I'm currently reading Python Crash Course by Eric Matthes and doing some of the problem sets. One of them is giving me some difficulty and I was hoping someone could help me with it.
8-9. Magicians: Make a list of magician's names. Pass the list to a function called show_magicians(), which prints the name of each magician in the list.
8-10. Great Magicians: Start with a copy of your program from exercise 8-9. Write a function make_great() that modifies the list of magicians by adding the phrase the great to each magician's name. Call show_magicians() to see that the list has actually been modified.
magician_names=['Alice', 'Alex', 'Blake']
for magician in n:
To do this, you can append to a string and reassign to add words to the end of each element:
magician += " the great"
+= operator appends a string, then reassigns, which is equivalent to the following:
magician = magician + " the great"
Now, you can add this to a function like so:
def make_great(list_magicians): for i in range(len(list_magicians)): list_magicians[i] += " the great" make_great(magician_names) show_magicians(magician_names)
The output is:
Alice the great Alex the great Blake the great
How this works is that we use a 'counter' for loop, similar to the ones in languages like C, (you can also use
enumerate here), that loops through each element by using subscripts.
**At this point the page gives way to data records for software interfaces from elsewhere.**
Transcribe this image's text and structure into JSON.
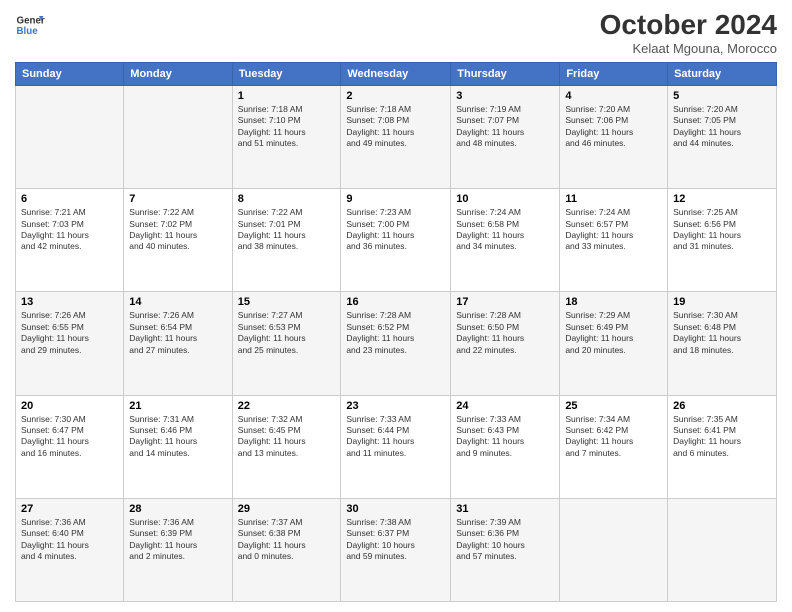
{
  "header": {
    "logo_line1": "General",
    "logo_line2": "Blue",
    "month": "October 2024",
    "location": "Kelaat Mgouna, Morocco"
  },
  "days_of_week": [
    "Sunday",
    "Monday",
    "Tuesday",
    "Wednesday",
    "Thursday",
    "Friday",
    "Saturday"
  ],
  "weeks": [
    [
      {
        "day": "",
        "info": ""
      },
      {
        "day": "",
        "info": ""
      },
      {
        "day": "1",
        "info": "Sunrise: 7:18 AM\nSunset: 7:10 PM\nDaylight: 11 hours\nand 51 minutes."
      },
      {
        "day": "2",
        "info": "Sunrise: 7:18 AM\nSunset: 7:08 PM\nDaylight: 11 hours\nand 49 minutes."
      },
      {
        "day": "3",
        "info": "Sunrise: 7:19 AM\nSunset: 7:07 PM\nDaylight: 11 hours\nand 48 minutes."
      },
      {
        "day": "4",
        "info": "Sunrise: 7:20 AM\nSunset: 7:06 PM\nDaylight: 11 hours\nand 46 minutes."
      },
      {
        "day": "5",
        "info": "Sunrise: 7:20 AM\nSunset: 7:05 PM\nDaylight: 11 hours\nand 44 minutes."
      }
    ],
    [
      {
        "day": "6",
        "info": "Sunrise: 7:21 AM\nSunset: 7:03 PM\nDaylight: 11 hours\nand 42 minutes."
      },
      {
        "day": "7",
        "info": "Sunrise: 7:22 AM\nSunset: 7:02 PM\nDaylight: 11 hours\nand 40 minutes."
      },
      {
        "day": "8",
        "info": "Sunrise: 7:22 AM\nSunset: 7:01 PM\nDaylight: 11 hours\nand 38 minutes."
      },
      {
        "day": "9",
        "info": "Sunrise: 7:23 AM\nSunset: 7:00 PM\nDaylight: 11 hours\nand 36 minutes."
      },
      {
        "day": "10",
        "info": "Sunrise: 7:24 AM\nSunset: 6:58 PM\nDaylight: 11 hours\nand 34 minutes."
      },
      {
        "day": "11",
        "info": "Sunrise: 7:24 AM\nSunset: 6:57 PM\nDaylight: 11 hours\nand 33 minutes."
      },
      {
        "day": "12",
        "info": "Sunrise: 7:25 AM\nSunset: 6:56 PM\nDaylight: 11 hours\nand 31 minutes."
      }
    ],
    [
      {
        "day": "13",
        "info": "Sunrise: 7:26 AM\nSunset: 6:55 PM\nDaylight: 11 hours\nand 29 minutes."
      },
      {
        "day": "14",
        "info": "Sunrise: 7:26 AM\nSunset: 6:54 PM\nDaylight: 11 hours\nand 27 minutes."
      },
      {
        "day": "15",
        "info": "Sunrise: 7:27 AM\nSunset: 6:53 PM\nDaylight: 11 hours\nand 25 minutes."
      },
      {
        "day": "16",
        "info": "Sunrise: 7:28 AM\nSunset: 6:52 PM\nDaylight: 11 hours\nand 23 minutes."
      },
      {
        "day": "17",
        "info": "Sunrise: 7:28 AM\nSunset: 6:50 PM\nDaylight: 11 hours\nand 22 minutes."
      },
      {
        "day": "18",
        "info": "Sunrise: 7:29 AM\nSunset: 6:49 PM\nDaylight: 11 hours\nand 20 minutes."
      },
      {
        "day": "19",
        "info": "Sunrise: 7:30 AM\nSunset: 6:48 PM\nDaylight: 11 hours\nand 18 minutes."
      }
    ],
    [
      {
        "day": "20",
        "info": "Sunrise: 7:30 AM\nSunset: 6:47 PM\nDaylight: 11 hours\nand 16 minutes."
      },
      {
        "day": "21",
        "info": "Sunrise: 7:31 AM\nSunset: 6:46 PM\nDaylight: 11 hours\nand 14 minutes."
      },
      {
        "day": "22",
        "info": "Sunrise: 7:32 AM\nSunset: 6:45 PM\nDaylight: 11 hours\nand 13 minutes."
      },
      {
        "day": "23",
        "info": "Sunrise: 7:33 AM\nSunset: 6:44 PM\nDaylight: 11 hours\nand 11 minutes."
      },
      {
        "day": "24",
        "info": "Sunrise: 7:33 AM\nSunset: 6:43 PM\nDaylight: 11 hours\nand 9 minutes."
      },
      {
        "day": "25",
        "info": "Sunrise: 7:34 AM\nSunset: 6:42 PM\nDaylight: 11 hours\nand 7 minutes."
      },
      {
        "day": "26",
        "info": "Sunrise: 7:35 AM\nSunset: 6:41 PM\nDaylight: 11 hours\nand 6 minutes."
      }
    ],
    [
      {
        "day": "27",
        "info": "Sunrise: 7:36 AM\nSunset: 6:40 PM\nDaylight: 11 hours\nand 4 minutes."
      },
      {
        "day": "28",
        "info": "Sunrise: 7:36 AM\nSunset: 6:39 PM\nDaylight: 11 hours\nand 2 minutes."
      },
      {
        "day": "29",
        "info": "Sunrise: 7:37 AM\nSunset: 6:38 PM\nDaylight: 11 hours\nand 0 minutes."
      },
      {
        "day": "30",
        "info": "Sunrise: 7:38 AM\nSunset: 6:37 PM\nDaylight: 10 hours\nand 59 minutes."
      },
      {
        "day": "31",
        "info": "Sunrise: 7:39 AM\nSunset: 6:36 PM\nDaylight: 10 hours\nand 57 minutes."
      },
      {
        "day": "",
        "info": ""
      },
      {
        "day": "",
        "info": ""
      }
    ]
  ]
}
Then it appends the string " the great" to all elements.
The reason why you cannot just do a simple
for-in loop and modify those values is because
for-in copies the value in the variable before
for magician in list_magicians: # magician is a temporary variable, does not hold actual reference to real elements
If they don't hold an actual reference, you cannot modify the reference, hence the reason you need to use counter loops to access the actual reference through subscript.